What We Knew About Pakistan, Islamists and Bin Laden

Osama Bin Laden spent nearly six tranquil years hidden in a compound in Abbottabad, Pakistan. Since that came to light in May 2011, New York Times reporter Carlotta Gall has been chasing down leads to figure out what Pakistan knew about Bin Laden. Gall’s article vividly recounts the trail leading to the answer, but reveals more than that.

First, the answer: her search culminates with an unnamed source admitting that the Pakistani intelligence agency, ISI, “actually ran a special desk assigned to handle Bin Laden. It was operated independently, led by an officer who made his own decisions and did not report to a superior. He handled only one person: Bin Laden.” That may be the closest thing to a smoking gun that you might hope for, given the corruption and opacity of the Pakistani regime.

Which brings us to the other revelation: Pakistan’s post-9/11 alliance with the United States was a massive fraud. Pakistan had declared itself “with us,” but as Gall points out incidentally (echoing a view others have also expressed): “the strategy that has evolved in Pakistan has been to make a show of cooperation with the American fight against terrorism while covertly abetting and even coordinating Taliban, Kashmiri and foreign Qaeda-linked militants.”

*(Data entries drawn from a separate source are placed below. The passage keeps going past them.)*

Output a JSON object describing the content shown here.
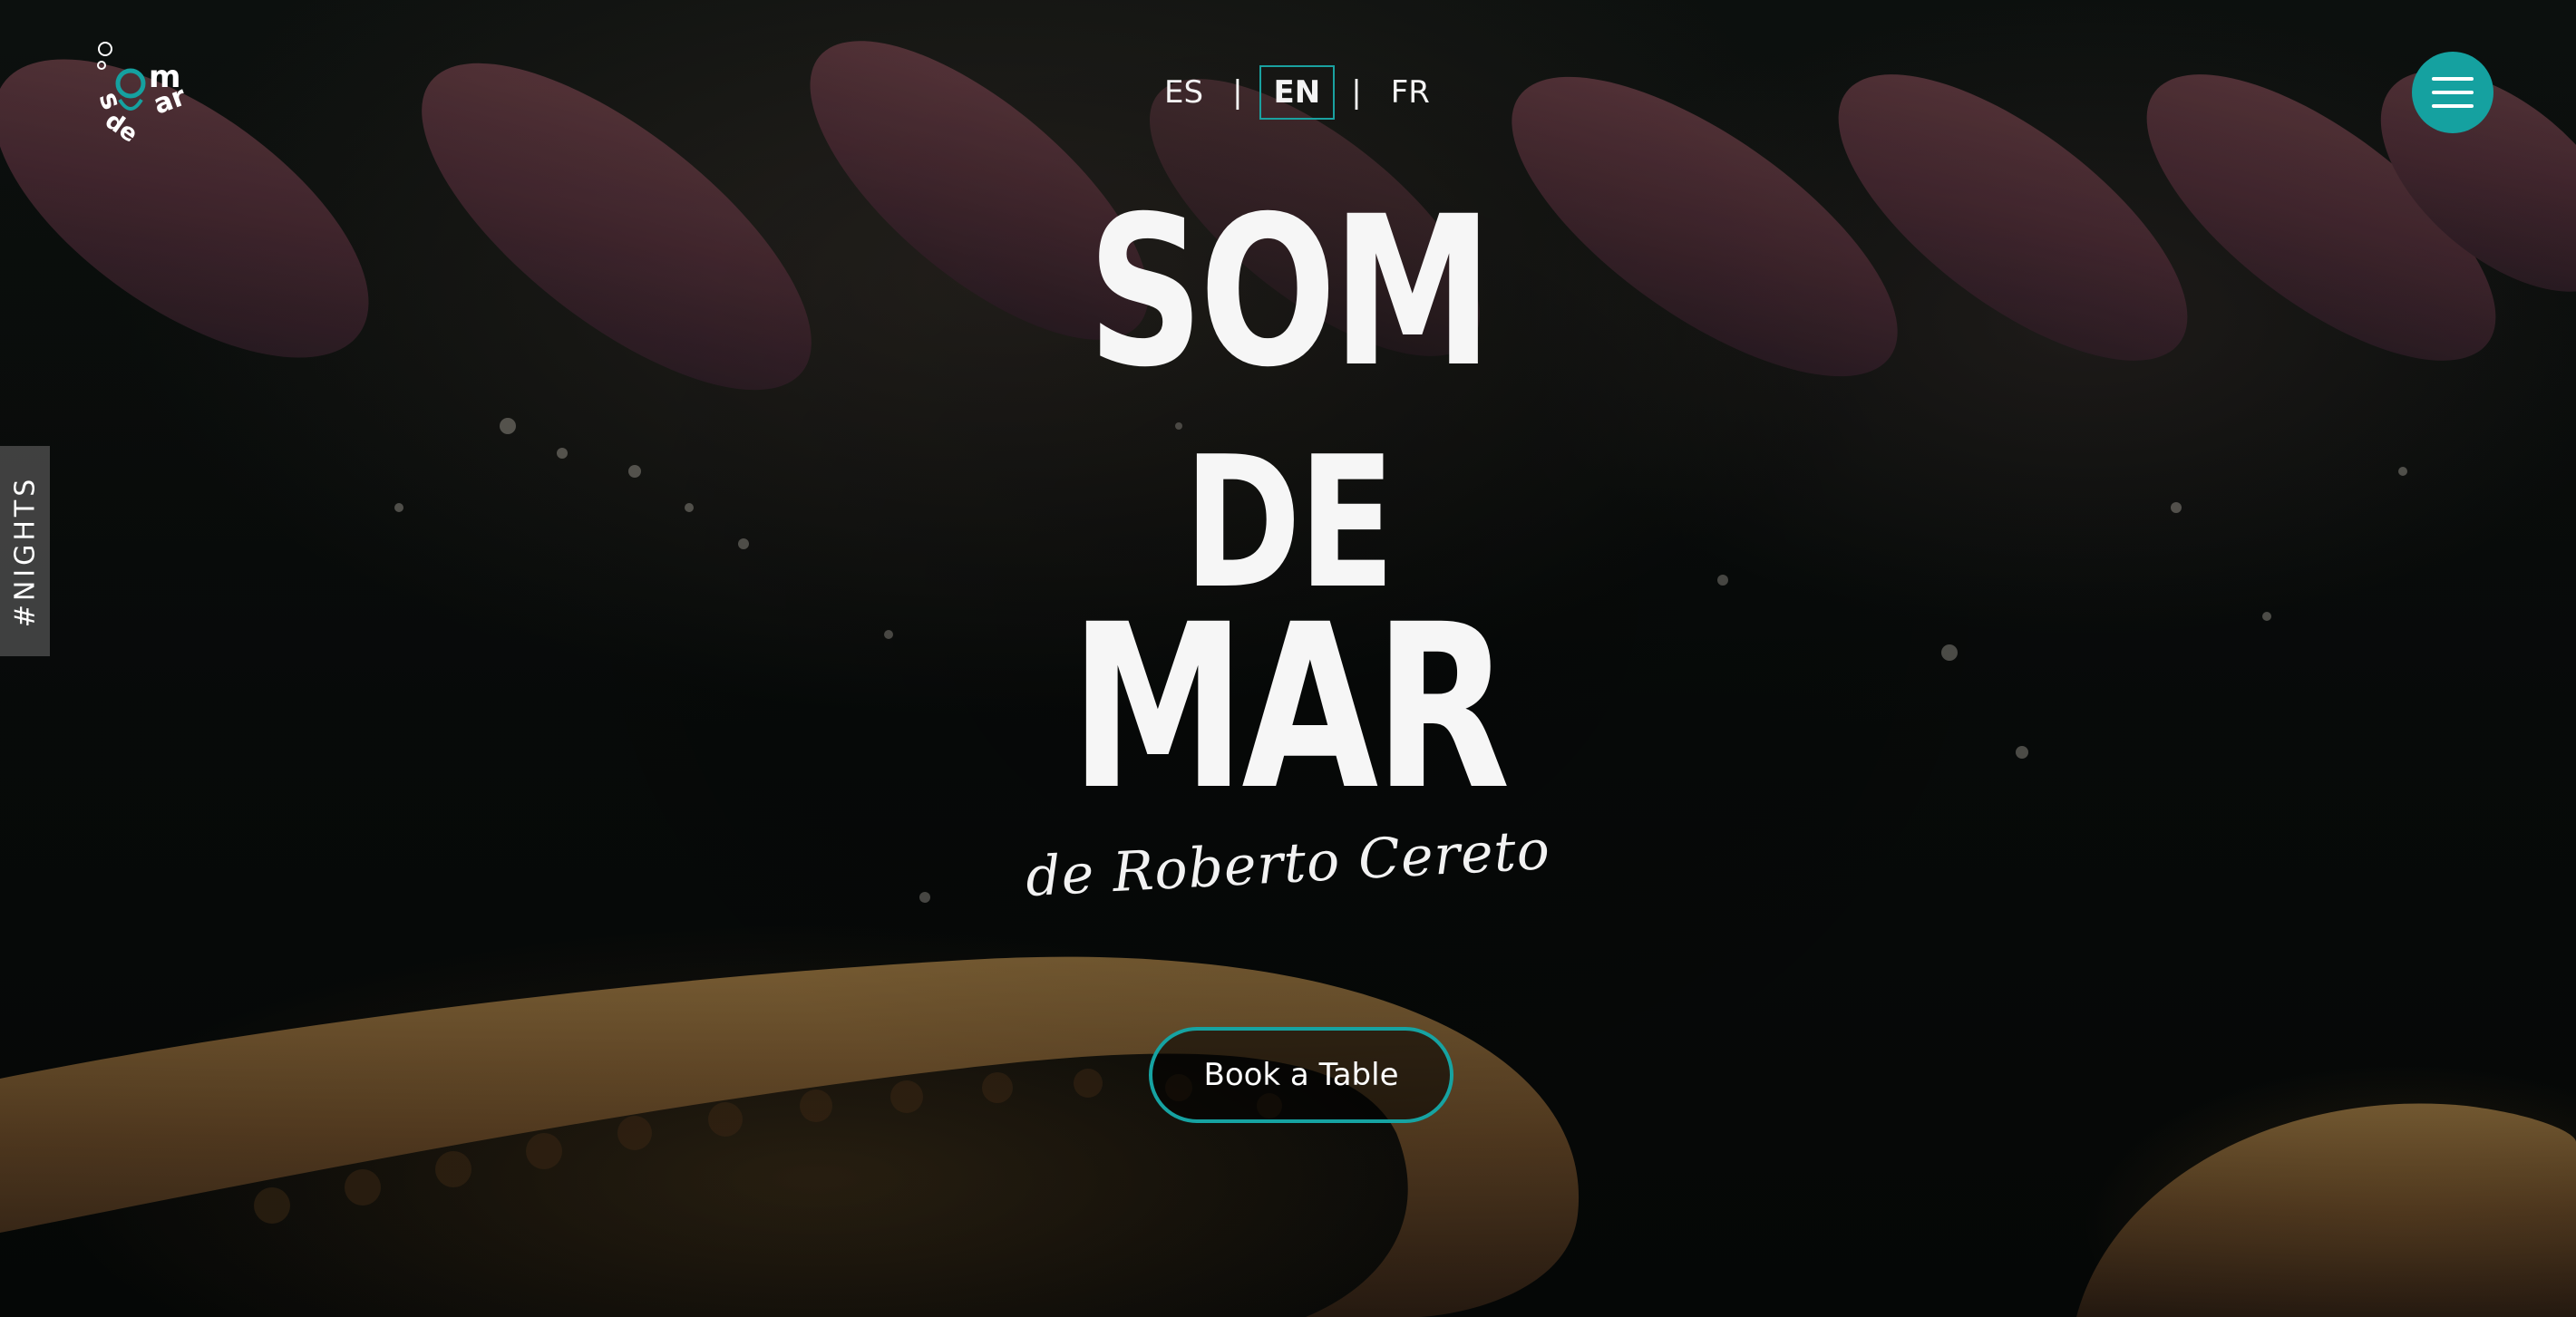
{
  "header": {
    "logo_alt": "Som de Mar",
    "languages": [
      {
        "code": "ES",
        "active": false
      },
      {
        "code": "EN",
        "active": true
      },
      {
        "code": "FR",
        "active": false
      }
    ],
    "separator": "|",
    "menu_icon": "hamburger-menu-icon"
  },
  "side_tab": {
    "label": "#NIGHTS"
  },
  "hero": {
    "title_line1": "SOM",
    "title_line2": "DE",
    "title_line3": "MAR",
    "subtitle": "de Roberto Cereto",
    "cta_label": "Book a Table"
  },
  "colors": {
    "accent": "#15a1a0",
    "text": "#f6f6f6",
    "background": "#050706"
  }
}
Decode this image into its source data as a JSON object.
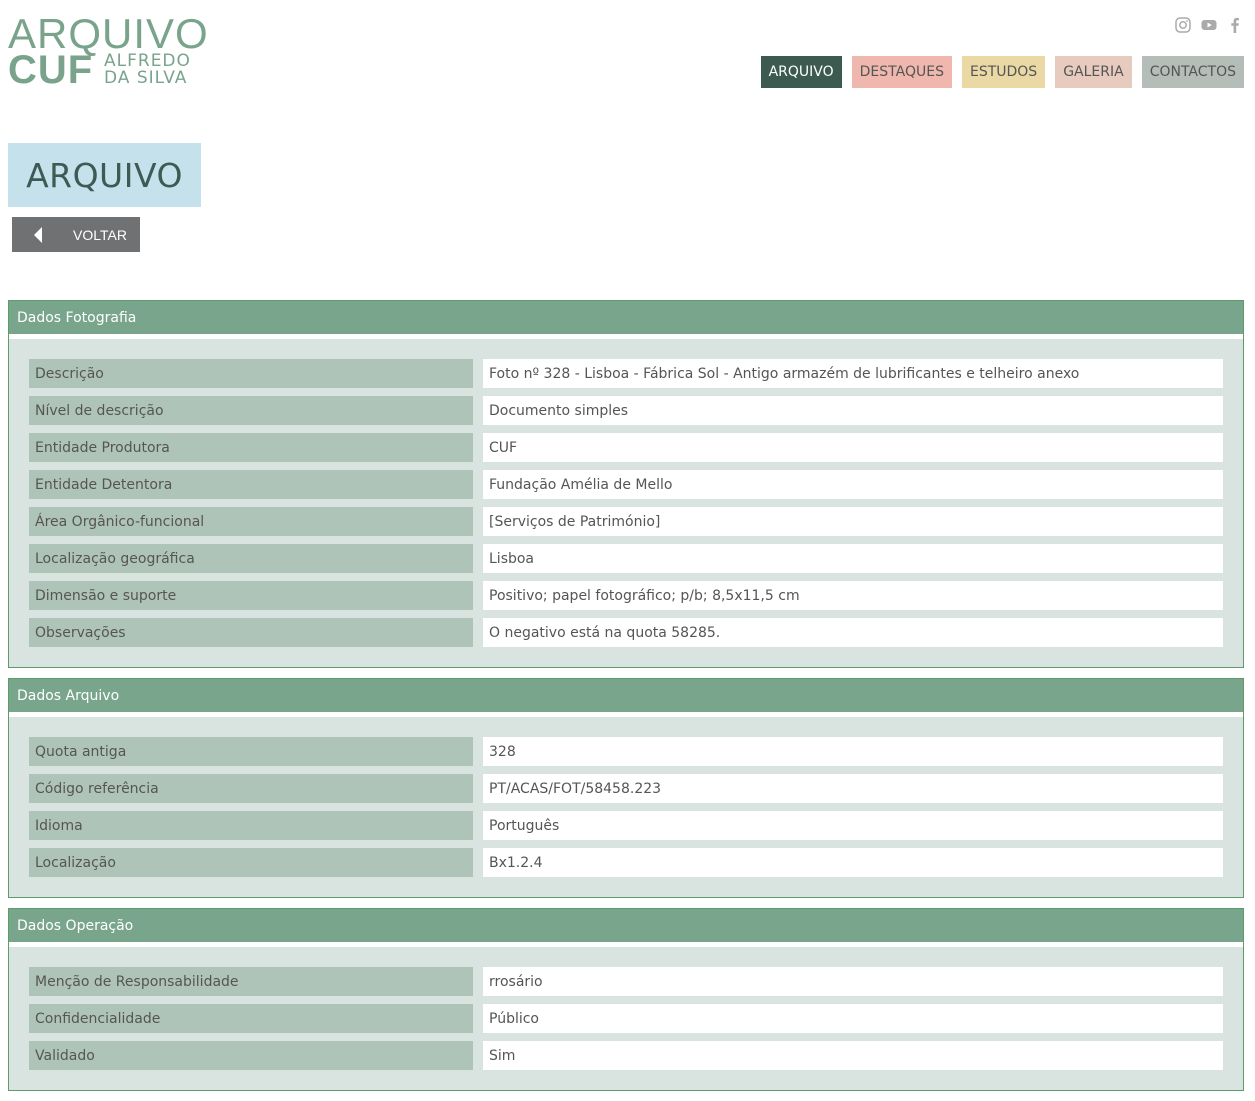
{
  "logo": {
    "line1": "ARQUIVO",
    "line2": "CUF",
    "sub1": "ALFREDO",
    "sub2": "DA SILVA"
  },
  "social": [
    "instagram-icon",
    "youtube-icon",
    "facebook-icon"
  ],
  "nav": {
    "arquivo": "ARQUIVO",
    "destaques": "DESTAQUES",
    "estudos": "ESTUDOS",
    "galeria": "GALERIA",
    "contactos": "CONTACTOS"
  },
  "page_title": "ARQUIVO",
  "back_label": "VOLTAR",
  "sections": [
    {
      "title": "Dados Fotografia",
      "rows": [
        {
          "label": "Descrição",
          "value": "Foto nº 328 - Lisboa - Fábrica Sol - Antigo armazém de lubrificantes e telheiro anexo"
        },
        {
          "label": "Nível de descrição",
          "value": "Documento simples"
        },
        {
          "label": "Entidade Produtora",
          "value": "CUF"
        },
        {
          "label": "Entidade Detentora",
          "value": "Fundação Amélia de Mello"
        },
        {
          "label": "Área Orgânico-funcional",
          "value": "[Serviços de Património]"
        },
        {
          "label": "Localização geográfica",
          "value": "Lisboa"
        },
        {
          "label": "Dimensão e suporte",
          "value": "Positivo; papel fotográfico; p/b; 8,5x11,5 cm"
        },
        {
          "label": "Observações",
          "value": "O negativo está na quota 58285."
        }
      ]
    },
    {
      "title": "Dados Arquivo",
      "rows": [
        {
          "label": "Quota antiga",
          "value": "328"
        },
        {
          "label": "Código referência",
          "value": "PT/ACAS/FOT/58458.223"
        },
        {
          "label": "Idioma",
          "value": "Português"
        },
        {
          "label": "Localização",
          "value": "Bx1.2.4"
        }
      ]
    },
    {
      "title": "Dados Operação",
      "rows": [
        {
          "label": "Menção de Responsabilidade",
          "value": "rrosário"
        },
        {
          "label": "Confidencialidade",
          "value": "Público"
        },
        {
          "label": "Validado",
          "value": "Sim"
        }
      ]
    }
  ]
}
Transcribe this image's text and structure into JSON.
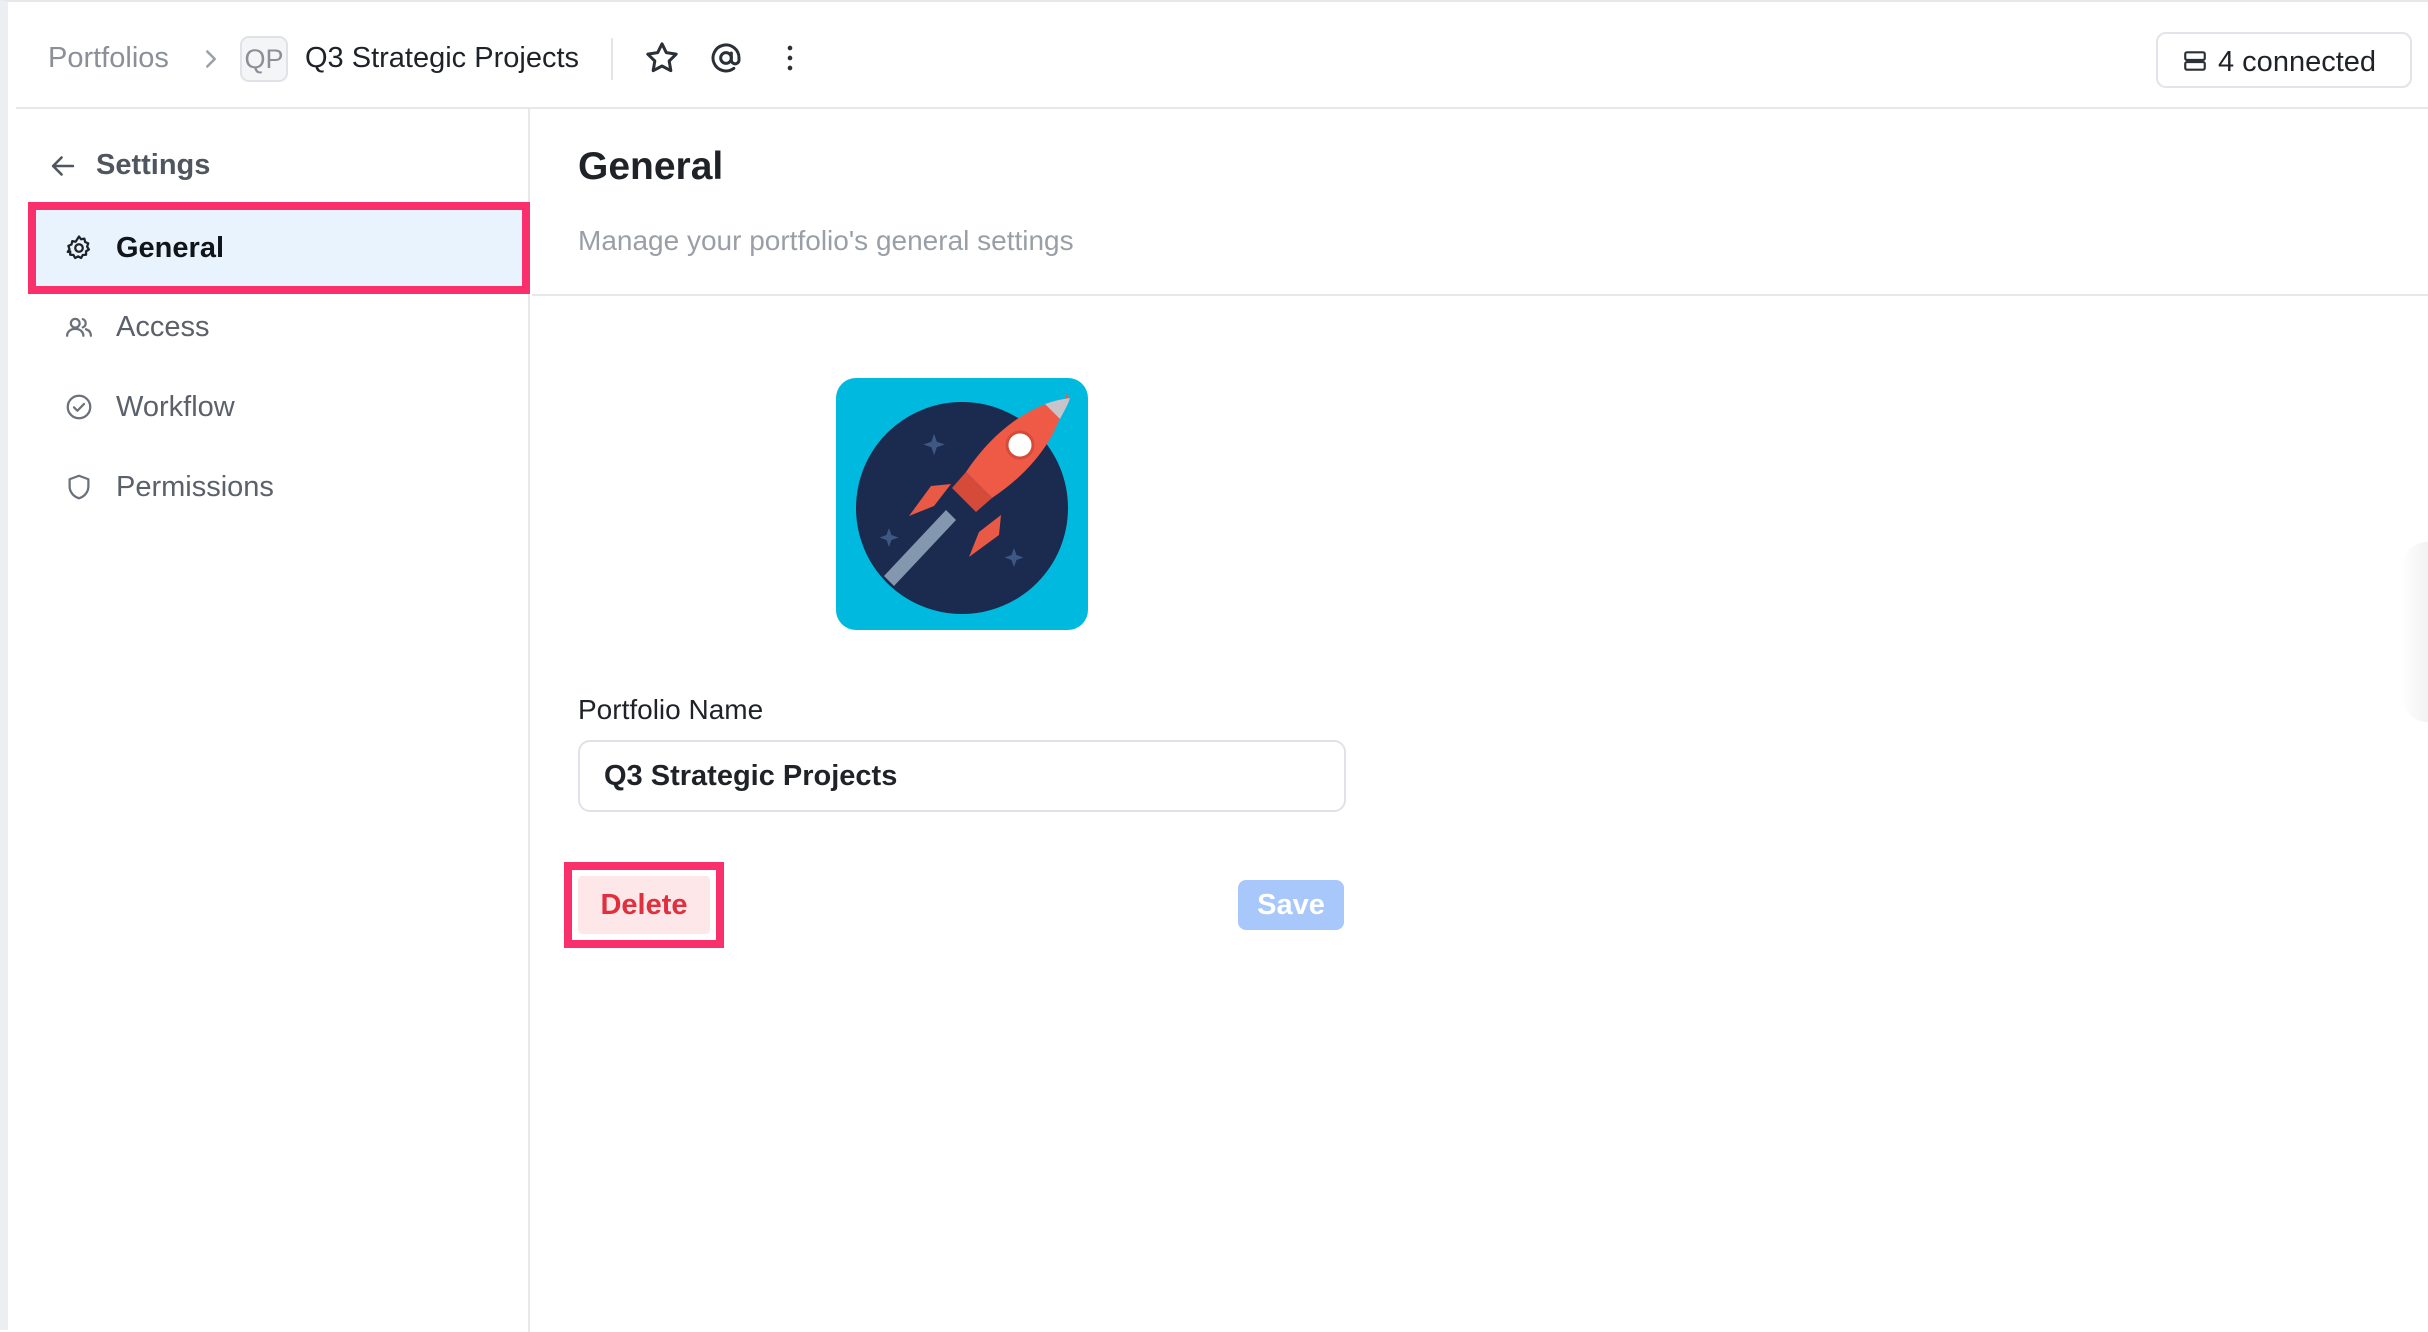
{
  "breadcrumb": {
    "root": "Portfolios",
    "badge": "QP",
    "current": "Q3 Strategic Projects"
  },
  "header_actions": {
    "icons": [
      "star-icon",
      "at-sign-icon",
      "more-vertical-icon"
    ],
    "connected_label": "4 connected"
  },
  "sidebar": {
    "back_label": "Settings",
    "items": [
      {
        "label": "General",
        "icon": "gear-icon",
        "active": true
      },
      {
        "label": "Access",
        "icon": "users-icon",
        "active": false
      },
      {
        "label": "Workflow",
        "icon": "check-circle-icon",
        "active": false
      },
      {
        "label": "Permissions",
        "icon": "shield-icon",
        "active": false
      }
    ]
  },
  "main": {
    "title": "General",
    "subtitle": "Manage your portfolio's general settings",
    "avatar_icon": "rocket-icon",
    "name_label": "Portfolio Name",
    "name_value": "Q3 Strategic Projects",
    "delete_label": "Delete",
    "save_label": "Save"
  },
  "colors": {
    "highlight": "#f9306b",
    "active_bg": "#e8f3fd",
    "avatar_bg": "#00b9de",
    "delete_text": "#e0303e",
    "save_bg": "#a8c8fb"
  }
}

The United States was neither speaking out against Pakistan nor changing its policy toward a government that was exporting terrorism, the [Pakistani] legislator lamented. “How many people have to die before they get it? They are standing by a military that protects, aids and abets people who are going against the U.S. and Western mission in Afghanistan, in Syria, everywhere.”

As I argue in Winning the Unwinnable War, Washington was a willing enabler of the fraud. The U.S.-Pakistan relationship was predicated on an evasion of the Pakistani regime’s character. After 9/11 the Bush administration wanted to believe that this corrupt regime, which had backed the Taliban, could transform itself overnight into a good regime. So we treated it as if it already had done so. The U.S. uncritically blessed the regime, while Pakistan paid lip-service to the notion of being allied with us. For the low, low price of $10 billion-plus, we acquired a new “ally” who turned around and betrayed us, repeatedly. (In the book I describe some of Pakistan’s overt betrayals.) We turned a blind eye. And kept doing that. But wishing away facts is futile.

You might recall that the Bush administration was widely critiqued for being (of all things) “moralistic” in its foreign policy. So much for that.